About this task:
From the entries below, copy out all lines holding "crop".

(Entries taken from a collection)
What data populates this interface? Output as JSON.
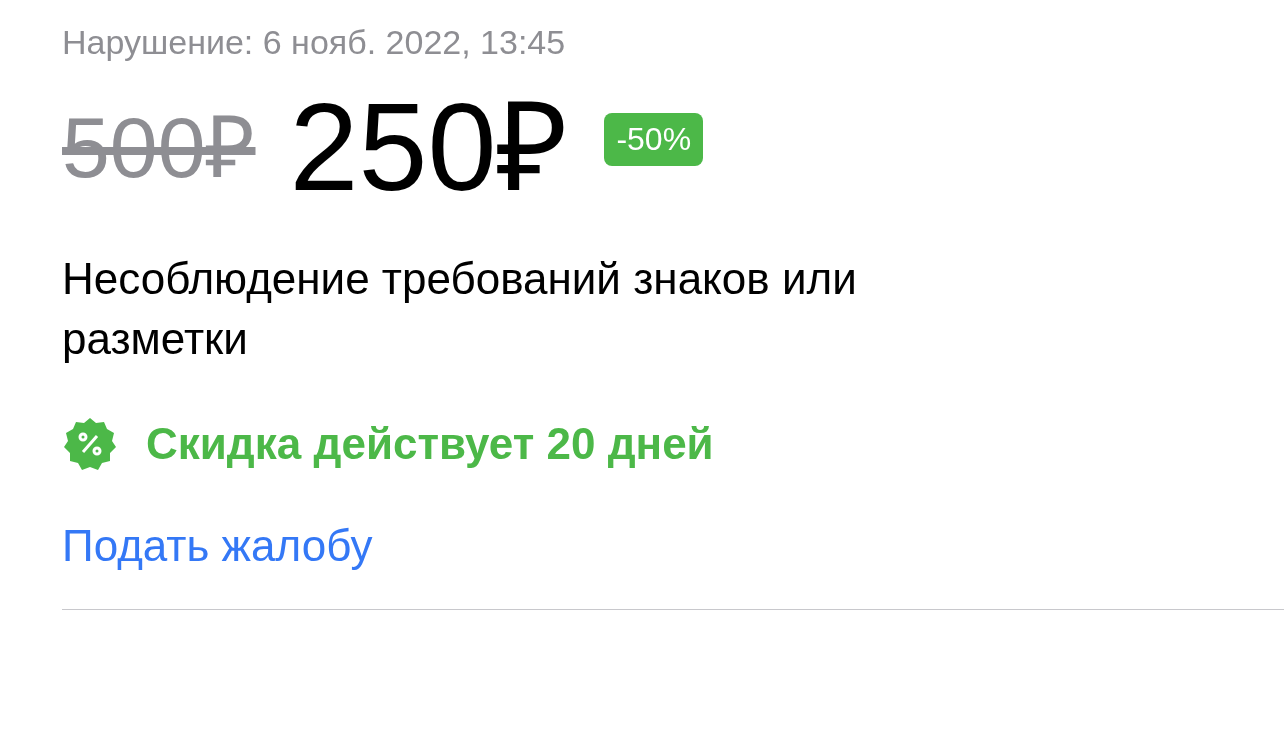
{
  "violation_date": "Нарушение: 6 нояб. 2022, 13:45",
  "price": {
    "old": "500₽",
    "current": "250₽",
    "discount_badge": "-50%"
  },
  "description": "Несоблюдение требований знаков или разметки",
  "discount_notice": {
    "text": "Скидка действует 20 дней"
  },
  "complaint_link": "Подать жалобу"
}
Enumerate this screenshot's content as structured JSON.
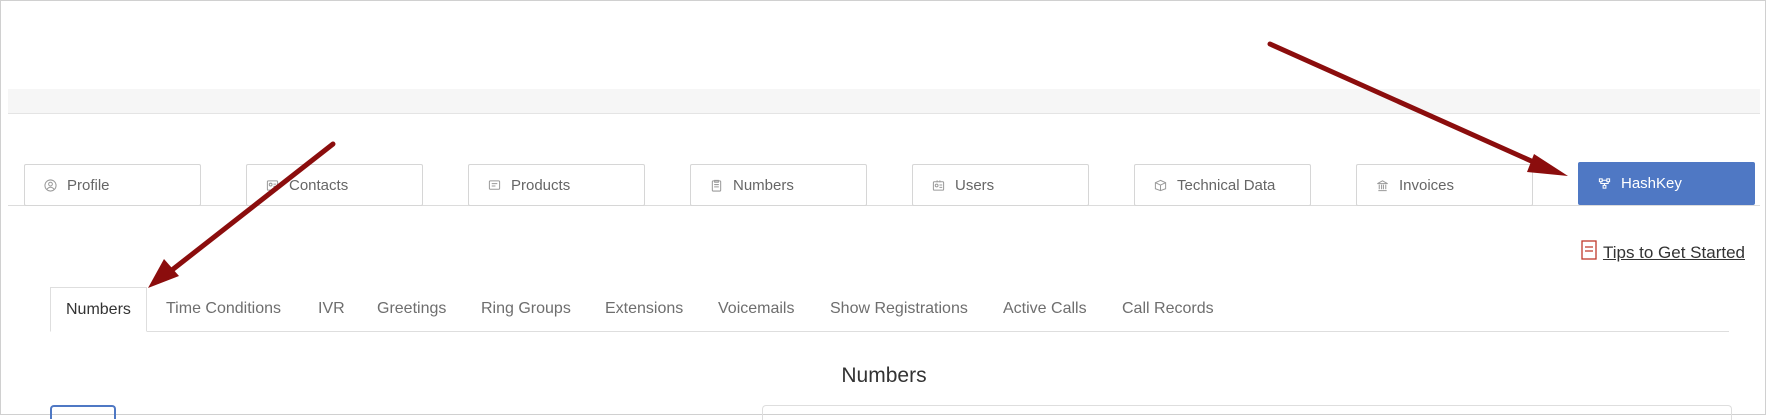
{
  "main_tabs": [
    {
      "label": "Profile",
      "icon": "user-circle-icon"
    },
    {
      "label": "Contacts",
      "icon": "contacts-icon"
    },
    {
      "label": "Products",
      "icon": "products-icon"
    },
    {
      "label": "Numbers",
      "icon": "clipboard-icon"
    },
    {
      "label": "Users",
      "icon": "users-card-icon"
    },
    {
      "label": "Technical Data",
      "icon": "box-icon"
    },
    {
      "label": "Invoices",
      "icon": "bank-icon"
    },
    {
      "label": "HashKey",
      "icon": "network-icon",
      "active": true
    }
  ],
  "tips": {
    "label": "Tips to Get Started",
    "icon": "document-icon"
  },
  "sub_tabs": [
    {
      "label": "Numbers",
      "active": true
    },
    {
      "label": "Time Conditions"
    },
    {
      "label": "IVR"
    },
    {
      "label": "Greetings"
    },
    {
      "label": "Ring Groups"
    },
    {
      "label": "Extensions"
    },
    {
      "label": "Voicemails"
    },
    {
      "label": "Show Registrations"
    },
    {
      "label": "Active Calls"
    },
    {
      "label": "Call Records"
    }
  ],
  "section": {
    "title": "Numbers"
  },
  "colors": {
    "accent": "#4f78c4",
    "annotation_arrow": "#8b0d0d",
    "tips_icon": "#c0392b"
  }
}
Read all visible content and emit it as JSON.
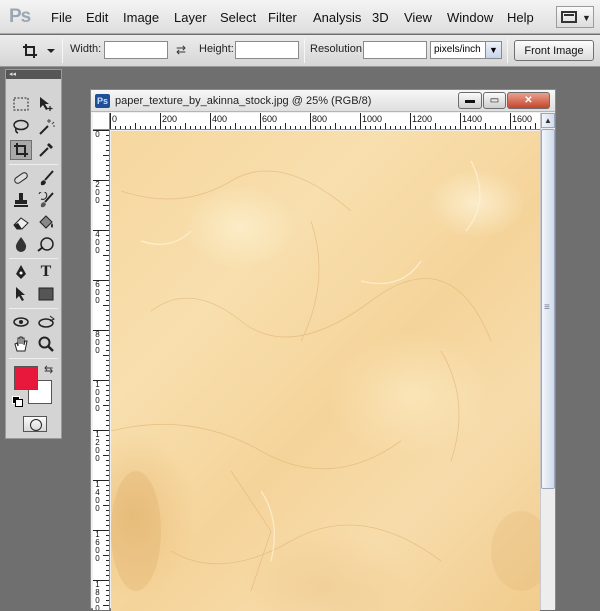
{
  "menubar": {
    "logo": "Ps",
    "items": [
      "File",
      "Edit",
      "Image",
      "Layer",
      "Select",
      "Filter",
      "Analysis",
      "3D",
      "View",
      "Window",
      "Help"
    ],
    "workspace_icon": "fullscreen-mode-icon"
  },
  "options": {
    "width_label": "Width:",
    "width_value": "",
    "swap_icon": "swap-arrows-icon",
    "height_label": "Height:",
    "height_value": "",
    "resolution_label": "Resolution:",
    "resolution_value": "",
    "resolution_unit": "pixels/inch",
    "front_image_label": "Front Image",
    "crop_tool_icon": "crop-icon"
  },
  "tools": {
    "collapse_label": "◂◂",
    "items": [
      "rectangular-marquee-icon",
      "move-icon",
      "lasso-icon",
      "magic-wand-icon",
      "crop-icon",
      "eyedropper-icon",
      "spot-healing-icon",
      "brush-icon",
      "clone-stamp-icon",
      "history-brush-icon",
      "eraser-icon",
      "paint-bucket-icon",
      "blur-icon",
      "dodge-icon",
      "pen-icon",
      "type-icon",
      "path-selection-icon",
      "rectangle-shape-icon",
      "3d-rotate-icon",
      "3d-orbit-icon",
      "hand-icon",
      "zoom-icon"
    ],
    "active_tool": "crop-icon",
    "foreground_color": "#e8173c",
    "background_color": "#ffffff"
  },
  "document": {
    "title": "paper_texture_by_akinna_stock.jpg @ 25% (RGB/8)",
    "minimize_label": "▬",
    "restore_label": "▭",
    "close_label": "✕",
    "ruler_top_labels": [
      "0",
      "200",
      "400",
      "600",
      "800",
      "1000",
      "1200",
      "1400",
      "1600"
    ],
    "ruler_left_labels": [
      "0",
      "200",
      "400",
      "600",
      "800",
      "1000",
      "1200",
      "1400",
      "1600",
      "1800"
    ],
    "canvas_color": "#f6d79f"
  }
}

Exercise response:
    "crop_tool_icon": "crop-icon"
      "crop-icon",
    "active_tool": "crop-icon",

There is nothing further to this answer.